## Work order
Repeat exactly, and only, the lines running from the one that holds "Extract the structured" to the end of the records.

[Stored data entries]
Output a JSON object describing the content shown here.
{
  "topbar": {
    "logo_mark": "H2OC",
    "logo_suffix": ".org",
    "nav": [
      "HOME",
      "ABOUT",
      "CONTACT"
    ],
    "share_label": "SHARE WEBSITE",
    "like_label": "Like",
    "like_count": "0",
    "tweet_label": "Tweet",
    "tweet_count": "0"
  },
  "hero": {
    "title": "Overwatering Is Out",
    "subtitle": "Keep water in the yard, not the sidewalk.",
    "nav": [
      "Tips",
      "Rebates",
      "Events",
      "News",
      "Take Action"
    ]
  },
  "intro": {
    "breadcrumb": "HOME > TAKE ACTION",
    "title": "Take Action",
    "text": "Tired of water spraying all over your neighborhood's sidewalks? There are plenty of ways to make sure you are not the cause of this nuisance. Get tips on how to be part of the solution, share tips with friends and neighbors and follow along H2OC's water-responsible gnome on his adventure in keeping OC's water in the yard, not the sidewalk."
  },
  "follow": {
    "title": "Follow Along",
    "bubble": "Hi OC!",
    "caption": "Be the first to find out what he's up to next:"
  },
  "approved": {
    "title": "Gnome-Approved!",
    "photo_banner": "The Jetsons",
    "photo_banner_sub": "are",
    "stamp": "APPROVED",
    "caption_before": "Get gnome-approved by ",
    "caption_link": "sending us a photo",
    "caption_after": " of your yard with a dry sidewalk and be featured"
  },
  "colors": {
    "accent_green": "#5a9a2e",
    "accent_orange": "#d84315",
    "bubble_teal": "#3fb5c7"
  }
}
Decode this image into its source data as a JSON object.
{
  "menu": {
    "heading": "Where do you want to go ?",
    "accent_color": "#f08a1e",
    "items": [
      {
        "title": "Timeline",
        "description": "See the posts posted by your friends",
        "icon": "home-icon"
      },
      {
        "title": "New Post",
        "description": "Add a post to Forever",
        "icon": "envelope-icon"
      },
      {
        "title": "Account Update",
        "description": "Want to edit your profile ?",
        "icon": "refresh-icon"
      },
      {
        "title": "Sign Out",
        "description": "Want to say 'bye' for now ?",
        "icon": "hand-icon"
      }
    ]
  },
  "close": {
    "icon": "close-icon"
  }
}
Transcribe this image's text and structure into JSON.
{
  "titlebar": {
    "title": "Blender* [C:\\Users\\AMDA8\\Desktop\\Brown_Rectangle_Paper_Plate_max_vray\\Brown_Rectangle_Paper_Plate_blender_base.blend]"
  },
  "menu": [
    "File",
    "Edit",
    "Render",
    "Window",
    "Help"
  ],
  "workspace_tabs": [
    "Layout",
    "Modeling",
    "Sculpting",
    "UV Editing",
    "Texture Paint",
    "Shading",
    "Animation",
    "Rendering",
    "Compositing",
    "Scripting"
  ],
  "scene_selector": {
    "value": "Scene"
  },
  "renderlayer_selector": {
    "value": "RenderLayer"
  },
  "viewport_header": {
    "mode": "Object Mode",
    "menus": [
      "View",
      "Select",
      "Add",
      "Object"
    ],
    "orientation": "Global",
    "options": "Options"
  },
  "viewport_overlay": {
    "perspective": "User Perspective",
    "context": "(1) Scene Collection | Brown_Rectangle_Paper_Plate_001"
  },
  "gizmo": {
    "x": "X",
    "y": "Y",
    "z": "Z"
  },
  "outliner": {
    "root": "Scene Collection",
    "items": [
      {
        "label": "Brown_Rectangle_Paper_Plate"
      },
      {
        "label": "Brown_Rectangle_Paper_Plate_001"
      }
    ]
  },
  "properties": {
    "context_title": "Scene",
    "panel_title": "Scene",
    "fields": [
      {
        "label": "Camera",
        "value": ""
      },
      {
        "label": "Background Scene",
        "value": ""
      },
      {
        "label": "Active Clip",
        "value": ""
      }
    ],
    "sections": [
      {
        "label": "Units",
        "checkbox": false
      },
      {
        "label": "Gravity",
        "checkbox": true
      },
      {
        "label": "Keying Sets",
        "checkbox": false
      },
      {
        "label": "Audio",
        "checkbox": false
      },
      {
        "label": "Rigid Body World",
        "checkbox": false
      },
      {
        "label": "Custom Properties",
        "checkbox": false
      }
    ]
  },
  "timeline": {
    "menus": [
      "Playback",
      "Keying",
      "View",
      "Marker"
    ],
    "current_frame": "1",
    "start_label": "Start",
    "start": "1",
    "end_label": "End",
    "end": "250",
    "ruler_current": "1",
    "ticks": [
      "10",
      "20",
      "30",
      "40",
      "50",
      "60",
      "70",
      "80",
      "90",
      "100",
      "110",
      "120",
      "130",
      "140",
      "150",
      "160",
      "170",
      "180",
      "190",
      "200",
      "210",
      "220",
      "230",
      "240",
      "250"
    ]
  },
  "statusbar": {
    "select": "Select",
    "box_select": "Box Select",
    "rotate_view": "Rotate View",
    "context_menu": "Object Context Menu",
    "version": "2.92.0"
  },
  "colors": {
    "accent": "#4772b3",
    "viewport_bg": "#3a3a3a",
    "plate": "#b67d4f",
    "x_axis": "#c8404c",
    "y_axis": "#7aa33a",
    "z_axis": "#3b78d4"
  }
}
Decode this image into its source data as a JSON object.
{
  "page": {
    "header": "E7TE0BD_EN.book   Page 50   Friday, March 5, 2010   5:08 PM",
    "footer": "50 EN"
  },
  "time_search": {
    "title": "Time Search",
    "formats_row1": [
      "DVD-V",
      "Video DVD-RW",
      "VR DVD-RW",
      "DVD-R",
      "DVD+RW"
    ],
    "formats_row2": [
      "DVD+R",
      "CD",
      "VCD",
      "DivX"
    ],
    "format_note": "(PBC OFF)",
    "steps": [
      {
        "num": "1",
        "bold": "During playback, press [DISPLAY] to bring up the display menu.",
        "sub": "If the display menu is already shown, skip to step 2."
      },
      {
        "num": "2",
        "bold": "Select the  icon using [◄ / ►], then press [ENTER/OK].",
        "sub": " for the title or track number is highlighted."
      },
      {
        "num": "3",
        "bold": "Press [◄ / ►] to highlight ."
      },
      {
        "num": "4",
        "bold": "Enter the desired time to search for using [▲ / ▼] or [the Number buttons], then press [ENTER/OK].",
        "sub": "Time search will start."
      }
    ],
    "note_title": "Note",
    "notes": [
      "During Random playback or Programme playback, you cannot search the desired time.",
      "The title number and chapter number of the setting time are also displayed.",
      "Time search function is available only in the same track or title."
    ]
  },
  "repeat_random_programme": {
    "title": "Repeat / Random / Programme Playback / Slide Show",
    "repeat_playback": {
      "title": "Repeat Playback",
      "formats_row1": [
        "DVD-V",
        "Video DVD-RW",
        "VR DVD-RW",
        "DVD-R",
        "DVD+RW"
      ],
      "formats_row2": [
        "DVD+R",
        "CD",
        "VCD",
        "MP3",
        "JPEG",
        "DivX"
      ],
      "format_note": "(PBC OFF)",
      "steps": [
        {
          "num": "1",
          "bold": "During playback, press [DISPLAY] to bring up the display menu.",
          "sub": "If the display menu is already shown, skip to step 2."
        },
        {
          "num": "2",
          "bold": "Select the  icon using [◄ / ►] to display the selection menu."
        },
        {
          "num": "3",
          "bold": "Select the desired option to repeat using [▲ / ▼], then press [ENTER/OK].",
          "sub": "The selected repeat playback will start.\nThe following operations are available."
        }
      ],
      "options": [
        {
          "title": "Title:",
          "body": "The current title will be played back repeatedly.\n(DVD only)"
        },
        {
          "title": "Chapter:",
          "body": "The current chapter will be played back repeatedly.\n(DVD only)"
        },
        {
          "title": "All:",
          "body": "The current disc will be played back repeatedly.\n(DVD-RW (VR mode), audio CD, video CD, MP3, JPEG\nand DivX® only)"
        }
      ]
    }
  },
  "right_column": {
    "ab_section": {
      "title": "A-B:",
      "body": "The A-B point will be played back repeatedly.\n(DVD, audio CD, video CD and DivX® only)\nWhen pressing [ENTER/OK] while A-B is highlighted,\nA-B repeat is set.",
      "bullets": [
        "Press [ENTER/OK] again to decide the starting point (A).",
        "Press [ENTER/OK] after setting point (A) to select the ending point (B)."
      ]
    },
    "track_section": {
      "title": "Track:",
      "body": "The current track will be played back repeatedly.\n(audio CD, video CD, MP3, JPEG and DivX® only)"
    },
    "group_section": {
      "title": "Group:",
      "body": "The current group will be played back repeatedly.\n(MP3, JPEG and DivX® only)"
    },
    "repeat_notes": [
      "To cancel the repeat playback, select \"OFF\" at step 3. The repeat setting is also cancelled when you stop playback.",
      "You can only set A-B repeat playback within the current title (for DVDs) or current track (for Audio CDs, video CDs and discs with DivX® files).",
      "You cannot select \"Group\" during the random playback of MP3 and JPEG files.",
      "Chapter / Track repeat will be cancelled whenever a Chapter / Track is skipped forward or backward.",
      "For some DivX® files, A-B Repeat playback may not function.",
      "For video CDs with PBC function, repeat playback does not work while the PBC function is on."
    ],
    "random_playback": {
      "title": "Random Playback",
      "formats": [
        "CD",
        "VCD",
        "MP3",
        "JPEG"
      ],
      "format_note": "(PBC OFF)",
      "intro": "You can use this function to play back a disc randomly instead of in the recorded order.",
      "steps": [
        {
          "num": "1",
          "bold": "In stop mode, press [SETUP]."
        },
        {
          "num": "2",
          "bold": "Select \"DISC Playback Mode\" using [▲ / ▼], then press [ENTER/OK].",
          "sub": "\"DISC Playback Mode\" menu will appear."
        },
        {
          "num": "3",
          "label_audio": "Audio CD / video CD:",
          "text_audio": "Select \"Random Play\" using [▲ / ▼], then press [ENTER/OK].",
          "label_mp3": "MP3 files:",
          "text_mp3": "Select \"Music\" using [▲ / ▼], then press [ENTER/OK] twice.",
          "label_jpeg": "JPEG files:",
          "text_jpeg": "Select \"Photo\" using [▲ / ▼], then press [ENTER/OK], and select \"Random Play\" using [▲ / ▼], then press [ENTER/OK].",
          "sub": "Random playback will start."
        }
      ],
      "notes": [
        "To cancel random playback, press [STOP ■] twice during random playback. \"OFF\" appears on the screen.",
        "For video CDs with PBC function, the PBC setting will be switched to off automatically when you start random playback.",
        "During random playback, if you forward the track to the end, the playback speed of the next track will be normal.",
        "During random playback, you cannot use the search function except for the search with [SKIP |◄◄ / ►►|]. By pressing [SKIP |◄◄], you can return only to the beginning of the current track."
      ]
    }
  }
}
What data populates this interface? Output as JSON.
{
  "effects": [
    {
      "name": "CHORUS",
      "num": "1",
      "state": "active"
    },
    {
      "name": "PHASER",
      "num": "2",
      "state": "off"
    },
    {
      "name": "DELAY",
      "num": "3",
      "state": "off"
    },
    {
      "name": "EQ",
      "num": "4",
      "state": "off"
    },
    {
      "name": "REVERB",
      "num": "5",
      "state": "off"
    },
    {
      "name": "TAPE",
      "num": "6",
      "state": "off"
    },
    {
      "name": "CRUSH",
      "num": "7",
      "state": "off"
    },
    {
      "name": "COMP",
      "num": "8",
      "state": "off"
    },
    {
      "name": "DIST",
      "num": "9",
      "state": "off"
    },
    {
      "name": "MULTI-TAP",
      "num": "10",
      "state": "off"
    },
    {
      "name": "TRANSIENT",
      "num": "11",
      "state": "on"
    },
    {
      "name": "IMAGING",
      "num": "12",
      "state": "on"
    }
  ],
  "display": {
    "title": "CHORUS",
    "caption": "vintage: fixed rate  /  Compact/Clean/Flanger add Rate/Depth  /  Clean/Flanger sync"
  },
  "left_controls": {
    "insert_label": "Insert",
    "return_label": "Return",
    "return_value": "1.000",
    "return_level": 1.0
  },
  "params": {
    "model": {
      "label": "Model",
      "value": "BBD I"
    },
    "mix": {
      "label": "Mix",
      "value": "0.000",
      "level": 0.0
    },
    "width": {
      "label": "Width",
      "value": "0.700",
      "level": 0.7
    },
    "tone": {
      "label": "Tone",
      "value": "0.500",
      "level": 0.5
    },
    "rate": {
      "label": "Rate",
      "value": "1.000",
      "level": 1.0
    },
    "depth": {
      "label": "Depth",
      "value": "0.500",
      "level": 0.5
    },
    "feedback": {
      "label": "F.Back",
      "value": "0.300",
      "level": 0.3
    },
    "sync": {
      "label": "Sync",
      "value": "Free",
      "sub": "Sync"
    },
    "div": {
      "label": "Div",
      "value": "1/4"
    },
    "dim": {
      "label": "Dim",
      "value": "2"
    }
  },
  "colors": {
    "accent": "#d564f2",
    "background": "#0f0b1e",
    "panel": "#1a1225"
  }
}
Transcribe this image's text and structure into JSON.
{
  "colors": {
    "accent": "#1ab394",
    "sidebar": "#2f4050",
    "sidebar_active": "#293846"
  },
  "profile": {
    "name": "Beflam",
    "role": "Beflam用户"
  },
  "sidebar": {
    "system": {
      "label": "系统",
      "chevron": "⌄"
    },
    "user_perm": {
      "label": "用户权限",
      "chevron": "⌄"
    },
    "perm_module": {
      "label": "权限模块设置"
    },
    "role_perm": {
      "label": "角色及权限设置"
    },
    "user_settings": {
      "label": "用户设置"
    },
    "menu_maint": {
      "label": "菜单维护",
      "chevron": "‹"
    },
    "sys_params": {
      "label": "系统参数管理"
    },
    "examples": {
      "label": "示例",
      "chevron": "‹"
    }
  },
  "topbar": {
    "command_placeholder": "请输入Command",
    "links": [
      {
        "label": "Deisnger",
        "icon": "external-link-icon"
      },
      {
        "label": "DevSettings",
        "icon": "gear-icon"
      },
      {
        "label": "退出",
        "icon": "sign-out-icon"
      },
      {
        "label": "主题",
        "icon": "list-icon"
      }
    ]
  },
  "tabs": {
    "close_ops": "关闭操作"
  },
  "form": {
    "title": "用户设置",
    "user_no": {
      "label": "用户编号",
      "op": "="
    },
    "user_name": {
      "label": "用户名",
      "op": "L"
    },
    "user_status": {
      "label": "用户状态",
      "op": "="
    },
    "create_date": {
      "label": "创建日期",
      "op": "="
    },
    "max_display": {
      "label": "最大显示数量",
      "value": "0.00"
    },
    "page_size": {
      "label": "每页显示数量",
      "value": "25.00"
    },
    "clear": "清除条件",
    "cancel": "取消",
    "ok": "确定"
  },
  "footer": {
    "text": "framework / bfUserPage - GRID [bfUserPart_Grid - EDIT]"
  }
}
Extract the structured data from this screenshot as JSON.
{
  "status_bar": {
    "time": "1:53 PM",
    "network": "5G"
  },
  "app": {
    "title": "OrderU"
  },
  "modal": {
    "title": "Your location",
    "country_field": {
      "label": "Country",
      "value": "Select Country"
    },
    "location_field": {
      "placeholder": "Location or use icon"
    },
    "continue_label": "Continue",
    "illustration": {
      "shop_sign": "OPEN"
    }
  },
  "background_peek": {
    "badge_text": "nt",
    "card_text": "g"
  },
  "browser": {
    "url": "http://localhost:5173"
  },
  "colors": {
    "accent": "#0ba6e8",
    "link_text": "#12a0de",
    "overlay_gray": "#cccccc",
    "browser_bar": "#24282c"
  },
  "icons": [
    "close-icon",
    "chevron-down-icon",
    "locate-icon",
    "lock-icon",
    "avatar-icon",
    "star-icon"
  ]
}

## Answer space
Extract the structured data from this screenshot as JSON.
{
  "status_bar": {
    "time": "1:53 PM",
    "network": "5G"
  },
  "app": {
    "title": "OrderU"
  },
  "modal": {
    "title": "Your location",
    "country_field": {
      "label": "Country",
      "value": "Select Country"
    },
    "location_field": {
      "placeholder": "Location or use icon"
    },
    "continue_label": "Continue",
    "illustration": {
      "shop_sign": "OPEN"
    }
  },
  "background_peek": {
    "badge_text": "nt",
    "card_text": "g"
  },
  "browser": {
    "url": "http://localhost:5173"
  },
  "colors": {
    "accent": "#0ba6e8",
    "link_text": "#12a0de",
    "overlay_gray": "#cccccc",
    "browser_bar": "#24282c"
  },
  "icons": [
    "close-icon",
    "chevron-down-icon",
    "locate-icon",
    "lock-icon",
    "avatar-icon",
    "star-icon"
  ]
}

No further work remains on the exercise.